Only 3.5% of Arizona public school students got six or more questions correct on a version of the United States Citizenship Test. Matthew Ladner of Jay Greene’s blog thought that was pretty pathetic–new immigrants to the U.S. have to answer six or more correct–until they gave the same test to kids in Oklahoma. The results were not OK.
Perhaps I ought not to have been so hard on Arizona students. After all, they passed at a rate that was 25% higher than their peers in Oklahoma! That’s right: the passing rate for Oklahoma high school students was 2.8%. They somehow underperformed Arizona’s already abysmally pathetic performance.
“These kids wouldn’t do much worse if the pollster asked them questions in Sanskrit instead of English,” Ladner concludes. Over at Joanne Jacobs, guest blogger Diana Senechal says Ladner’s right. ”According to a binomial distribution calculator, the chances of getting at least 6 out of 10 questions correct (where each question has 4 options) is about 2 percent. So, no, they wouldn’t do much worse in Sanskrit,” she writes.
“I have an empty metal coffee pot in my office marked “Sweden Civics Survey Fund,” Ladner writes. “Please drop by a give what you can afford. Once it gets to a couple of thousand bucks, I’ll retain the pollster to give this exact same survey on AMERICAN civics to high school students in Sweden.”

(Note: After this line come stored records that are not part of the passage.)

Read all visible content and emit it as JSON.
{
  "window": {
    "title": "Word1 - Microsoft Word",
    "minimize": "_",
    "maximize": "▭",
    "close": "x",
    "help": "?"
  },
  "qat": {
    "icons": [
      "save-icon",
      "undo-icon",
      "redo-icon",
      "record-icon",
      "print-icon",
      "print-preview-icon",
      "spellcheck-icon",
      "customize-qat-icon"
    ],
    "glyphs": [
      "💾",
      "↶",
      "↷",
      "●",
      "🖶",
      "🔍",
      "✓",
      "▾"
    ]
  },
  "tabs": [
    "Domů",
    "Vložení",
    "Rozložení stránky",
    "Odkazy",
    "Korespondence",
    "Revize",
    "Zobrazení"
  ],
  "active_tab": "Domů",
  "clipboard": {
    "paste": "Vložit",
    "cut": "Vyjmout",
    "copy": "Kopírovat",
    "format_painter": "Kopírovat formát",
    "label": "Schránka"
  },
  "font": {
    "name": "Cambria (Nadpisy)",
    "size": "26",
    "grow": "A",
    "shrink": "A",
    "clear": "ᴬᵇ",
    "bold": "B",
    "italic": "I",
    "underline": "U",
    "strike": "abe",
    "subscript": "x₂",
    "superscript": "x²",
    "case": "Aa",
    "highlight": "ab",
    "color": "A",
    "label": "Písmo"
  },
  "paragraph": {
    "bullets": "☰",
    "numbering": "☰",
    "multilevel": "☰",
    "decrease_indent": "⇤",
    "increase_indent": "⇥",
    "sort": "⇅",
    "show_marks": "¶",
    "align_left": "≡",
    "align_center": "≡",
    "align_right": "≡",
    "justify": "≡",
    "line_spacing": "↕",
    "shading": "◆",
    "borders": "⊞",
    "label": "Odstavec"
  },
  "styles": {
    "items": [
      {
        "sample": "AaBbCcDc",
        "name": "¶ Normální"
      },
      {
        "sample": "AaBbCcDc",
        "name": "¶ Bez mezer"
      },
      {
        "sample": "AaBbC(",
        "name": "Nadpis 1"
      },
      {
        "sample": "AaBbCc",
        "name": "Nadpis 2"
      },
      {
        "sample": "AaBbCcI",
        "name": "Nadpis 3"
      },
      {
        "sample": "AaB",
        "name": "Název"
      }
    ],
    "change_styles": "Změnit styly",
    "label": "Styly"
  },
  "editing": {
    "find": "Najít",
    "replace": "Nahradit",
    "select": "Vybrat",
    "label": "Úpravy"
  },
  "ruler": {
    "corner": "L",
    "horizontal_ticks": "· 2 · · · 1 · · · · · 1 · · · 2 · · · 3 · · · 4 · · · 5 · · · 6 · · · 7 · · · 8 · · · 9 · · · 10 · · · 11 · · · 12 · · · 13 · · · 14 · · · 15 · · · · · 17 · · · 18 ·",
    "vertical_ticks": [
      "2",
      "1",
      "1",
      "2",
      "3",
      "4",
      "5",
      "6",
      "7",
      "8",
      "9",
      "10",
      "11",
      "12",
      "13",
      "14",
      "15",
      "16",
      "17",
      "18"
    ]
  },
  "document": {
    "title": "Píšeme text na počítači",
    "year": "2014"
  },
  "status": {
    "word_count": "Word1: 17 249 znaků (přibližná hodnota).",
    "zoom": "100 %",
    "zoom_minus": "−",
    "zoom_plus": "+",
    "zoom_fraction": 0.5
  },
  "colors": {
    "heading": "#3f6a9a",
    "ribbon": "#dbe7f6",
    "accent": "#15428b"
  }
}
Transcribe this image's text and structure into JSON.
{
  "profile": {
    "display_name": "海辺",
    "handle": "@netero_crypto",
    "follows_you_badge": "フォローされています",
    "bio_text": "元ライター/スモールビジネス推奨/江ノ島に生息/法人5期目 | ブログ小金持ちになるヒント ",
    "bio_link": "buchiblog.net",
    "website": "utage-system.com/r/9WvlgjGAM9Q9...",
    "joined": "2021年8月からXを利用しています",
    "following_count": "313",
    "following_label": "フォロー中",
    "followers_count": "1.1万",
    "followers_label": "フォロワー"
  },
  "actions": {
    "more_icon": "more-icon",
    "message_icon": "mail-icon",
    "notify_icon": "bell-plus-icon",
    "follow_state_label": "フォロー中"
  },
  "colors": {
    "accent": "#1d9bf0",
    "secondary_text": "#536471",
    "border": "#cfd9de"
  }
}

Great idea. I’ve got a ten-spot in my hand, Matthew. What’s the address?